Batman, Arkham City, Review
Hello, kitty.

Batman: Arkham City is a great looking game. The city’s gritty look is impressive, from the intricately detailed building interior designs to the entire location’s distinctive, ominous feel. Arkham City puts a lot of emphasis on its dark atmosphere, and the environment and music helps capture the tone of the Batman universe perfectly. Character designs are also worth noting, and various animations and movements are smooth and realistic. However, the game is not without some minor technical problems. I’ve experienced a drop in framerate in some spots, and the game temporarily freezes in-between cutscenes. The camera work can also be frustrating to deal with sometimes, especially when it clips through a wall and it’s hard to see what’s happening on screen.

The music also helps in setting the game’s overall mood. Heavily inspired by both Danny Elfman’s and Hans Zimmer’s work, composer Nick Arundel amazes with some marvelous orchestra themes that give Arkham City such intensity and thrill during play. Moreover, the voice acting is excellent, featuring some fine work from Mark Hamill, Nolan North, Grey DeLisle, Kevin Conroy, and others. The only downside is some of the dialogue comes off as hammy and clichéd, though it’s well-written for the most part.

Batman, Arkham City, Review
Many villains make an appearance. Like this penguin-looking mother effer. God, what was his name...?

Batman: Arkham City doesn’t establish anything new to what was already done in a Batman anything, but it manages to deliver such a strong experience that it’s needless to complain about what should and shouldn’t be done. What you get is a combat system that’s as fluid and engaging as they come, a dark, intense story, great characters, and a chaotic world that immediately sucks you in. If you enjoy action adventure games or are just a huge Batman fan in general, Arkham City won’t disappoint.

David Gabriel, NoobFeed.

comments powered by Disqus

  • Solomon Grundy, born on a Monday. Great review Dave.

    Posted Nov 12, 2011

  • Some calling it the GOTY already and some calling the game of the decade. I don't think I can't blame them after playing it for few hours. This is video games at its best.

    Posted Nov 16, 2011

  • Awesome review Dave!!!  Game of the Year for sure!!!!!

    Posted Nov 20, 2011

Related Review

  • 0

    Batman: Arkham City (PC)

    By Daavpuke, Posted Dec 07, 2011

    Rocksteady has set the bar fairly high for any licensed game with Batman: Arkham Asylum. Where most franchises rely on an easy cash-in using some source material and slapping a na


General Information

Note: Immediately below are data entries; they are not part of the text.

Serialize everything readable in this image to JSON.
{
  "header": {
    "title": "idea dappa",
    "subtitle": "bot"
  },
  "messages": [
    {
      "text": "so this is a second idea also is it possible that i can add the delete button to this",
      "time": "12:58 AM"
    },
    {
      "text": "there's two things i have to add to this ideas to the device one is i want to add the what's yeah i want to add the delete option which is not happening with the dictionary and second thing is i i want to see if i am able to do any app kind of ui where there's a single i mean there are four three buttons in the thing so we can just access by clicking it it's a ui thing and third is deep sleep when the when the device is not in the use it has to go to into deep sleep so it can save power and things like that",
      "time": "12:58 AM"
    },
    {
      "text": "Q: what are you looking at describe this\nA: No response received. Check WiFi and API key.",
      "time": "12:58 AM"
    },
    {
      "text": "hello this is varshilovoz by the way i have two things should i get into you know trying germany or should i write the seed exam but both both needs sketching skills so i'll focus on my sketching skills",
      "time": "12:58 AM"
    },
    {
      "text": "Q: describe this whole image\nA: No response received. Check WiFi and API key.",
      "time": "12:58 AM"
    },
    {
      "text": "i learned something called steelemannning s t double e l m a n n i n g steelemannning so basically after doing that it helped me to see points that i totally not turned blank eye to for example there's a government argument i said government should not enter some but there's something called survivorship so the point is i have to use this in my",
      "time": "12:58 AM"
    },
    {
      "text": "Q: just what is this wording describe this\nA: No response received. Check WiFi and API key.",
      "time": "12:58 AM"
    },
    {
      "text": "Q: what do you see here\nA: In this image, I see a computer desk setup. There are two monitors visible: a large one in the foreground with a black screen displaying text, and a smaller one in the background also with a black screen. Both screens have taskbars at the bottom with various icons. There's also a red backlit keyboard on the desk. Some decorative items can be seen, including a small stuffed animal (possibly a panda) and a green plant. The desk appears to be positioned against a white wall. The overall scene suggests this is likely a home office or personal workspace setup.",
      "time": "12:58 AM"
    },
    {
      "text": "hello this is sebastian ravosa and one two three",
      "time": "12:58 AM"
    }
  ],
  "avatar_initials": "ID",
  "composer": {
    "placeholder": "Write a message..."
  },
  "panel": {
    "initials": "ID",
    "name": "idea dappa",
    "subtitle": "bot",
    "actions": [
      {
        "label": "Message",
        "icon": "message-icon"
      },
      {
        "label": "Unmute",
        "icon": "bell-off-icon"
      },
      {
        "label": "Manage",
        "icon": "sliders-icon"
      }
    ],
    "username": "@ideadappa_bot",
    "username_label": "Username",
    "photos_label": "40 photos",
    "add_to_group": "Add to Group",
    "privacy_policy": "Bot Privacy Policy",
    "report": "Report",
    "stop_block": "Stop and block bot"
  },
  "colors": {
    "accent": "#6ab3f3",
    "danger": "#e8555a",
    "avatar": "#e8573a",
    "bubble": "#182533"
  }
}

Platform(s): PC, Xbox 360, PS3
Publisher(s): Warner Bros. Interactive Entertainment
Developer(s): Rocksteady Studios
Genres: Action, Adventure
Themes: Fantasy
Release Date: 2011-10-18

View All

Popular Articles